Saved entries

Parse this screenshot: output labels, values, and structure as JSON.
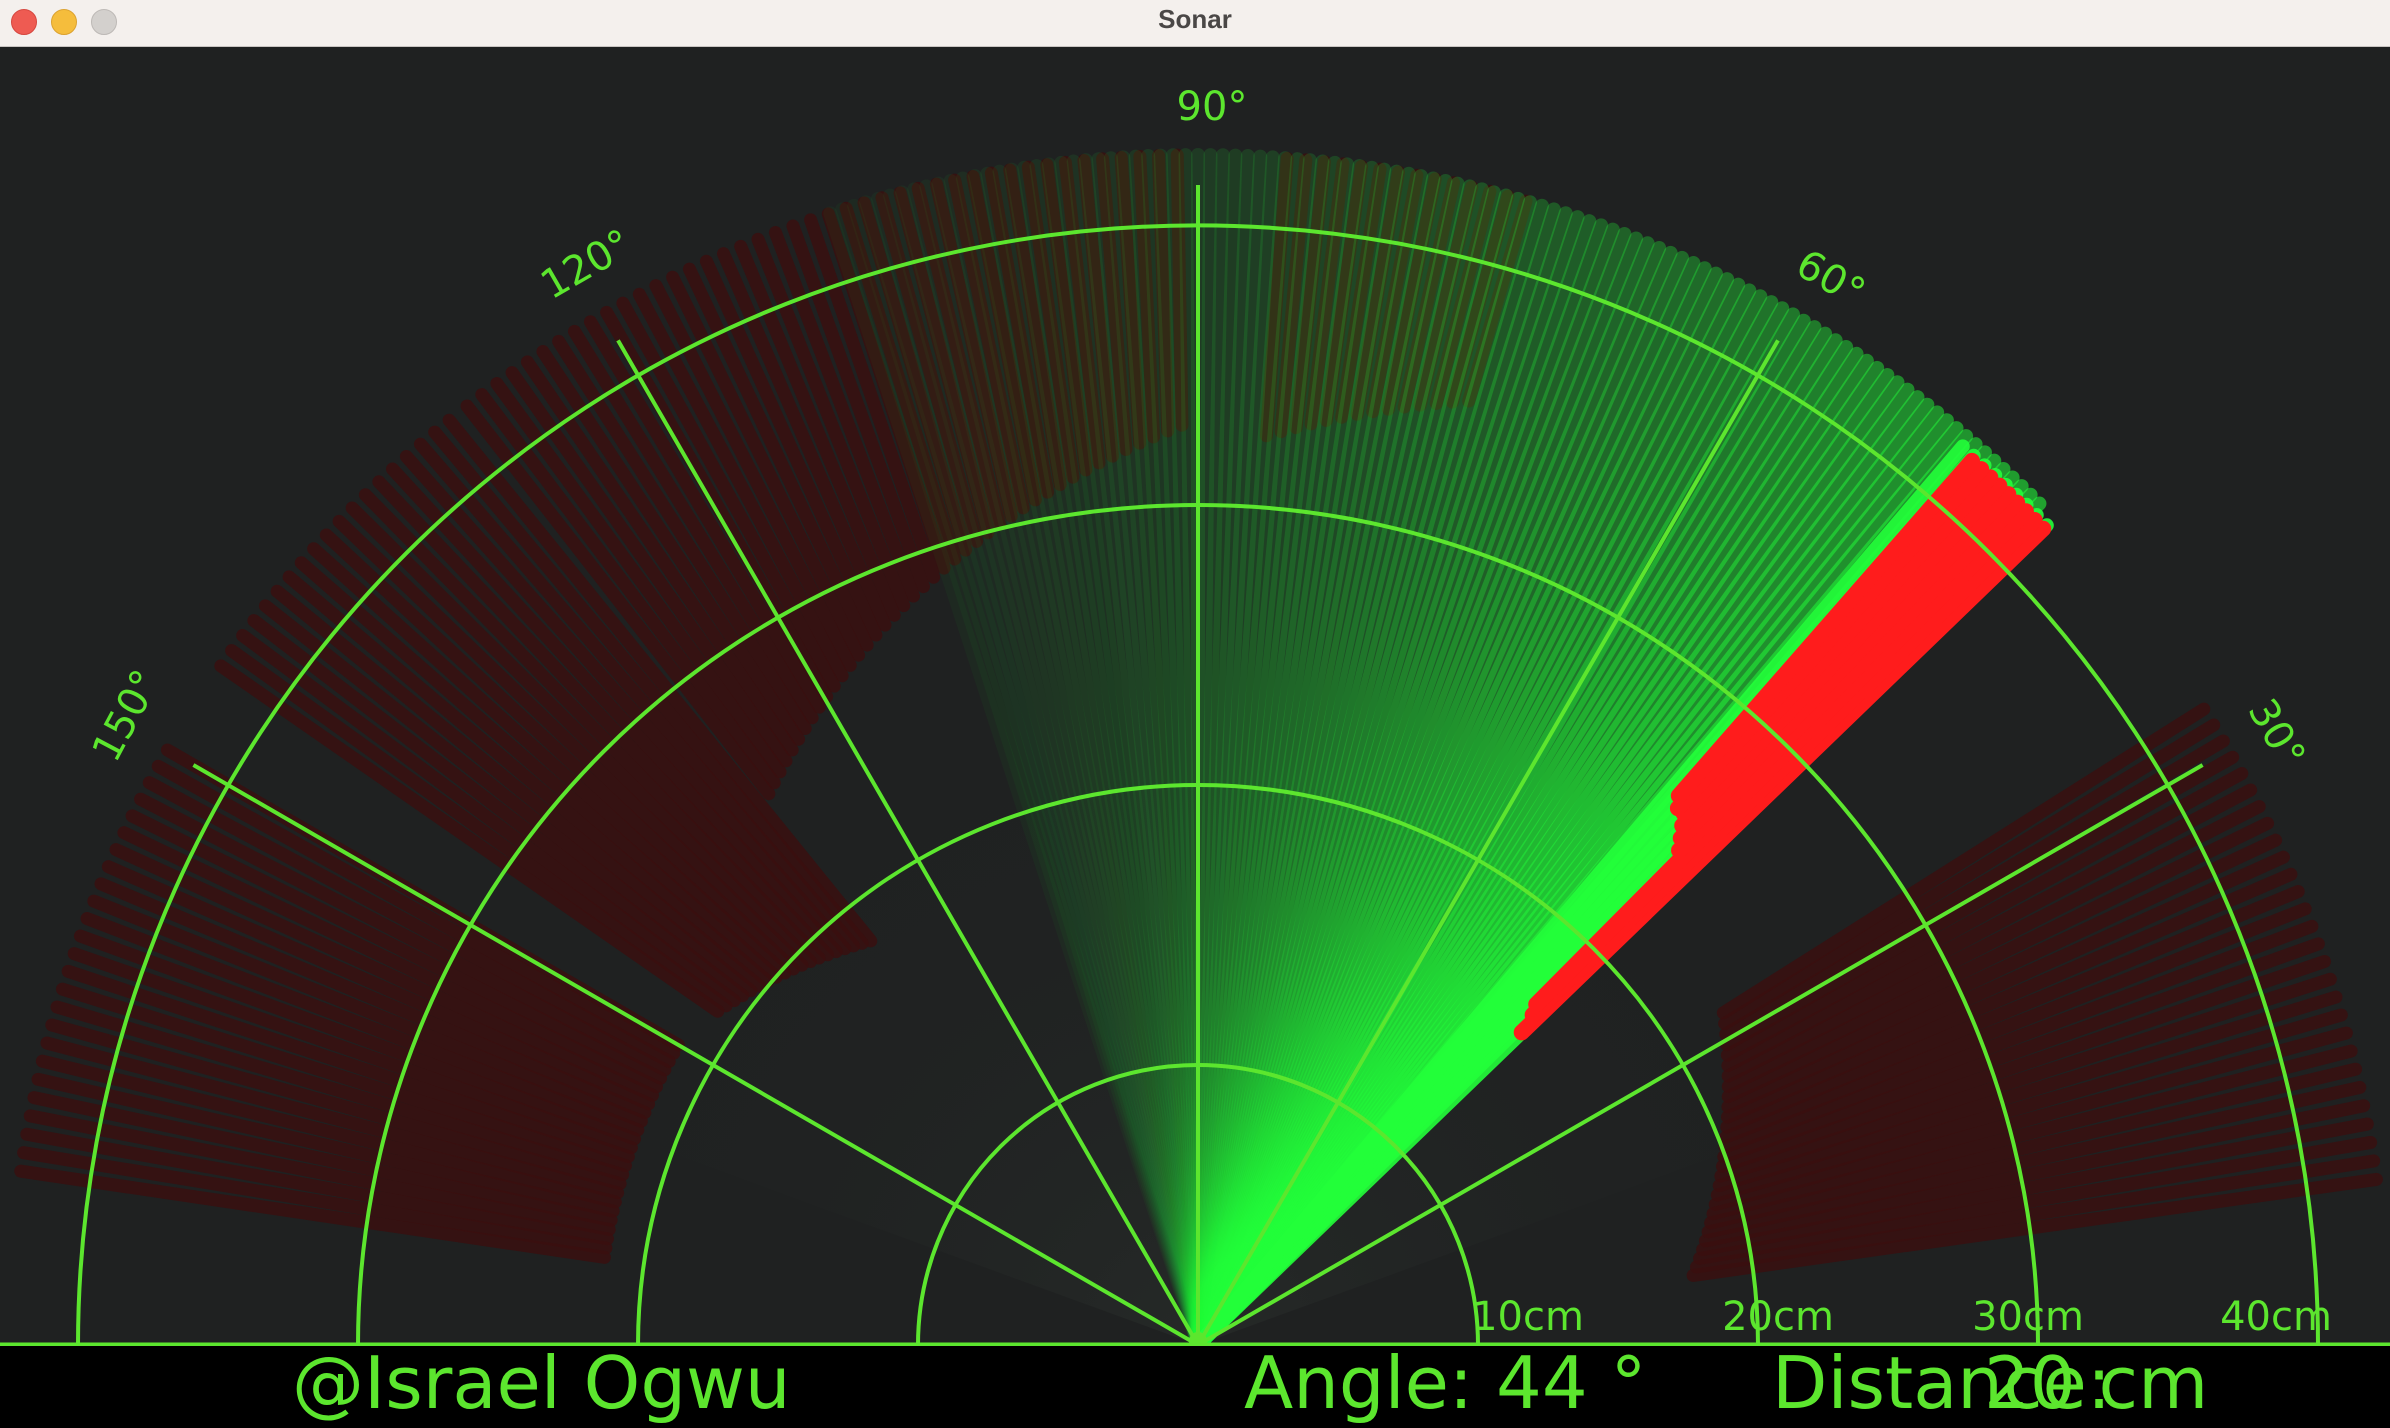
{
  "window": {
    "title": "Sonar"
  },
  "radar": {
    "angle_labels": [
      "150°",
      "120°",
      "90°",
      "60°",
      "30°"
    ],
    "range_labels": [
      "10cm",
      "20cm",
      "30cm",
      "40cm"
    ],
    "current_angle_deg": 44,
    "max_range_cm": 40,
    "colors": {
      "grid": "#5ce62e",
      "sweep": "#22ff3a",
      "detect_bright": "#ff1c1c",
      "detect_faded": "#3a0f0f",
      "background": "#1f2121"
    }
  },
  "status": {
    "author": "@Israel Ogwu",
    "angle_text": "Angle: 44 °",
    "distance_label": "Distance:",
    "distance_value": "20 cm"
  }
}
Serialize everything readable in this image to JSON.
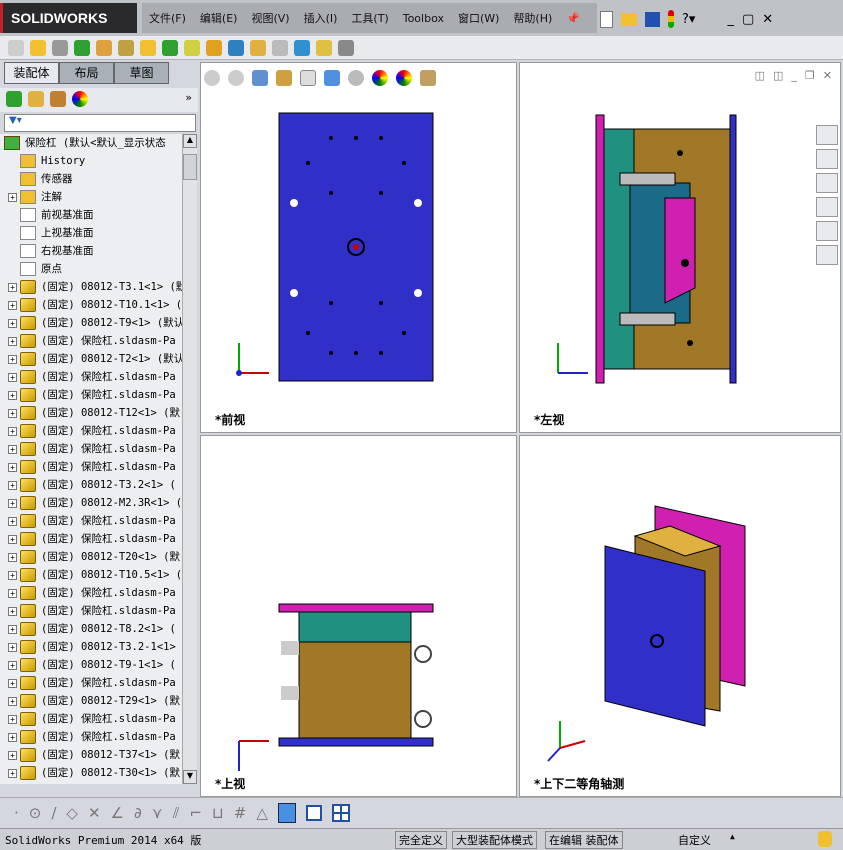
{
  "app": {
    "logo": "SOLIDWORKS"
  },
  "menu": [
    "文件(F)",
    "编辑(E)",
    "视图(V)",
    "插入(I)",
    "工具(T)",
    "Toolbox",
    "窗口(W)",
    "帮助(H)"
  ],
  "tabs": [
    "装配体",
    "布局",
    "草图"
  ],
  "tree": {
    "root": "保险杠 (默认<默认_显示状态",
    "items": [
      "History",
      "传感器",
      "注解",
      "前视基准面",
      "上视基准面",
      "右视基准面",
      "原点"
    ],
    "parts": [
      "(固定) 08012-T3.1<1> (默",
      "(固定) 08012-T10.1<1> (",
      "(固定) 08012-T9<1> (默认",
      "(固定) 保险杠.sldasm-Pa",
      "(固定) 08012-T2<1> (默认",
      "(固定) 保险杠.sldasm-Pa",
      "(固定) 保险杠.sldasm-Pa",
      "(固定) 08012-T12<1> (默",
      "(固定) 保险杠.sldasm-Pa",
      "(固定) 保险杠.sldasm-Pa",
      "(固定) 保险杠.sldasm-Pa",
      "(固定) 08012-T3.2<1> (",
      "(固定) 08012-M2.3R<1> (",
      "(固定) 保险杠.sldasm-Pa",
      "(固定) 保险杠.sldasm-Pa",
      "(固定) 08012-T20<1> (默",
      "(固定) 08012-T10.5<1> (",
      "(固定) 保险杠.sldasm-Pa",
      "(固定) 保险杠.sldasm-Pa",
      "(固定) 08012-T8.2<1> (",
      "(固定) 08012-T3.2-1<1>",
      "(固定) 08012-T9-1<1> (",
      "(固定) 保险杠.sldasm-Pa",
      "(固定) 08012-T29<1> (默",
      "(固定) 保险杠.sldasm-Pa",
      "(固定) 保险杠.sldasm-Pa",
      "(固定) 08012-T37<1> (默",
      "(固定) 08012-T30<1> (默"
    ]
  },
  "viewports": {
    "front": "*前视",
    "left": "*左视",
    "top": "*上视",
    "iso": "*上下二等角轴测"
  },
  "status": {
    "version": "SolidWorks Premium 2014 x64 版",
    "defined": "完全定义",
    "mode": "大型装配体模式",
    "editing": "在编辑 装配体",
    "custom": "自定义"
  },
  "colors": {
    "plate": "#3030c8",
    "magenta": "#d020b0",
    "teal": "#209080",
    "brown": "#a07828",
    "accent": "#c0202a"
  }
}
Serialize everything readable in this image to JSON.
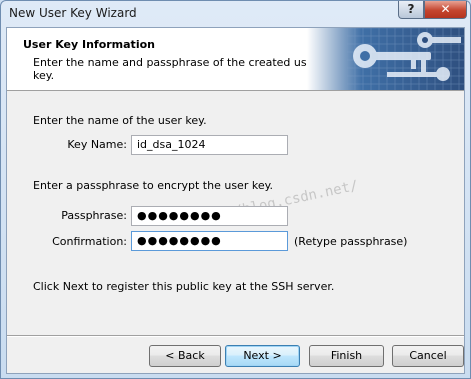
{
  "window": {
    "title": "New User Key Wizard",
    "help_label": "?",
    "close_label": "✕"
  },
  "header": {
    "title": "User Key Information",
    "description": "Enter the name and passphrase of the created user key."
  },
  "form": {
    "name_prompt": "Enter the name of the user key.",
    "key_name_label": "Key Name:",
    "key_name_value": "id_dsa_1024",
    "pass_prompt": "Enter a passphrase to encrypt the user key.",
    "passphrase_label": "Passphrase:",
    "passphrase_value": "●●●●●●●●",
    "confirmation_label": "Confirmation:",
    "confirmation_value": "●●●●●●●●",
    "retype_hint": "(Retype passphrase)",
    "register_note": "Click Next to register this public key at the SSH server."
  },
  "watermark": "http://blog.csdn.net/",
  "buttons": {
    "back": "< Back",
    "next": "Next >",
    "finish": "Finish",
    "cancel": "Cancel"
  },
  "colors": {
    "accent": "#2e4f7f",
    "focus_border": "#5b9ad9"
  }
}
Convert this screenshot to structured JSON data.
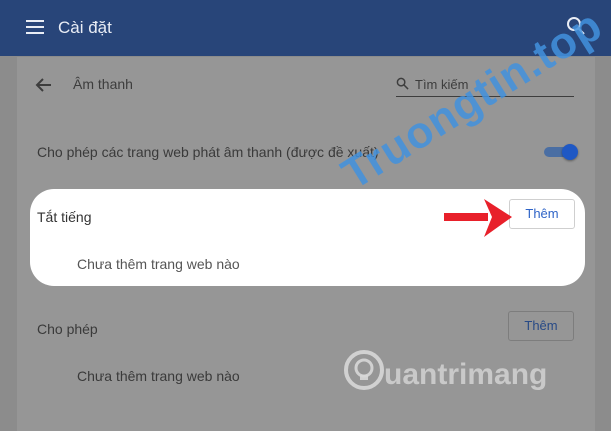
{
  "header": {
    "title": "Cài đặt",
    "menu_icon": "hamburger-menu-icon",
    "search_icon": "search-icon"
  },
  "section": {
    "title": "Âm thanh",
    "back_icon": "arrow-back-icon"
  },
  "search": {
    "placeholder": "Tìm kiếm"
  },
  "allow_sound": {
    "label": "Cho phép các trang web phát âm thanh (được đề xuất)",
    "enabled": true
  },
  "mute": {
    "title": "Tắt tiếng",
    "add_label": "Thêm",
    "empty_text": "Chưa thêm trang web nào"
  },
  "allow": {
    "title": "Cho phép",
    "add_label": "Thêm",
    "empty_text": "Chưa thêm trang web nào"
  },
  "colors": {
    "header": "#284579",
    "toggle": "#1f58c4",
    "button_text": "#2f64c7",
    "arrow": "#e8202a",
    "highlight": "#ffffff"
  },
  "watermarks": {
    "primary": "Truongtin.top",
    "secondary": "uantrimang"
  }
}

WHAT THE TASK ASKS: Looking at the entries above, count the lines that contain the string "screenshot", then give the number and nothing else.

REPLY TO THE EXERCISE: 2